Data records for software interfaces

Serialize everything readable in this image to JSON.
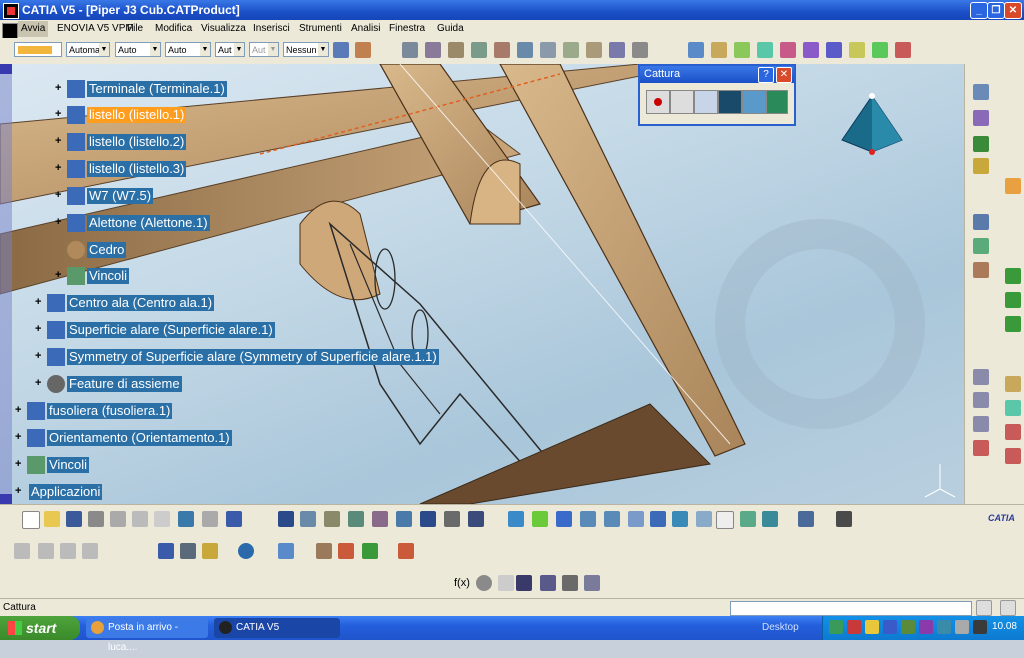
{
  "window": {
    "title": "CATIA V5 - [Piper J3 Cub.CATProduct]",
    "min": "_",
    "max": "❐",
    "close": "✕"
  },
  "menu": [
    "Avvia",
    "ENOVIA V5 VPM",
    "File",
    "Modifica",
    "Visualizza",
    "Inserisci",
    "Strumenti",
    "Analisi",
    "Finestra",
    "Guida"
  ],
  "toolbar1": {
    "dropdowns": [
      "Automa",
      "Auto",
      "Auto",
      "Aut",
      "Aut",
      "Nessun"
    ],
    "swatch_color": "#f2b63c"
  },
  "tree": [
    {
      "label": "Terminale (Terminale.1)",
      "selected": false,
      "level": 2
    },
    {
      "label": "listello (listello.1)",
      "selected": true,
      "level": 2
    },
    {
      "label": "listello (listello.2)",
      "selected": false,
      "level": 2
    },
    {
      "label": "listello (listello.3)",
      "selected": false,
      "level": 2
    },
    {
      "label": "W7 (W7.5)",
      "selected": false,
      "level": 2
    },
    {
      "label": "Alettone (Alettone.1)",
      "selected": false,
      "level": 2
    },
    {
      "label": "Cedro",
      "selected": false,
      "level": 2
    },
    {
      "label": "Vincoli",
      "selected": false,
      "level": 2
    },
    {
      "label": "Centro ala (Centro ala.1)",
      "selected": false,
      "level": 1
    },
    {
      "label": "Superficie alare (Superficie alare.1)",
      "selected": false,
      "level": 1
    },
    {
      "label": "Symmetry of Superficie alare (Symmetry of Superficie alare.1.1)",
      "selected": false,
      "level": 1
    },
    {
      "label": "Feature di assieme",
      "selected": false,
      "level": 1
    },
    {
      "label": "fusoliera (fusoliera.1)",
      "selected": false,
      "level": 0
    },
    {
      "label": "Orientamento (Orientamento.1)",
      "selected": false,
      "level": 0
    },
    {
      "label": "Vincoli",
      "selected": false,
      "level": 0
    },
    {
      "label": "Applicazioni",
      "selected": false,
      "level": 0
    }
  ],
  "cattura": {
    "title": "Cattura",
    "help": "?",
    "close": "✕"
  },
  "status": {
    "text": "Cattura"
  },
  "taskbar": {
    "start": "start",
    "tasks": [
      "Posta in arrivo - luca....",
      "CATIA V5"
    ],
    "desktop": "Desktop",
    "clock": "10.08"
  },
  "colors": {
    "tree_label_bg": "#2a6fa6",
    "tree_selected_bg": "#ff9d1f",
    "titlebar": "#1a4fc8"
  },
  "logo": "CATIA"
}
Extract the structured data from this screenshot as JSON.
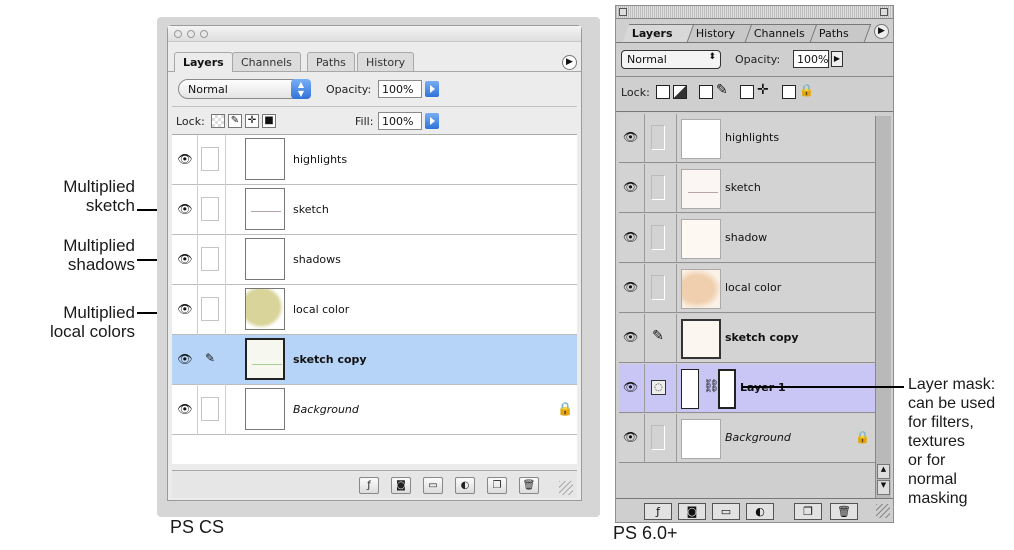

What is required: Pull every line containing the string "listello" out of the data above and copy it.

Expected output:
      "label": "listello (listello.1)",
      "label": "listello (listello.2)",
      "label": "listello (listello.3)",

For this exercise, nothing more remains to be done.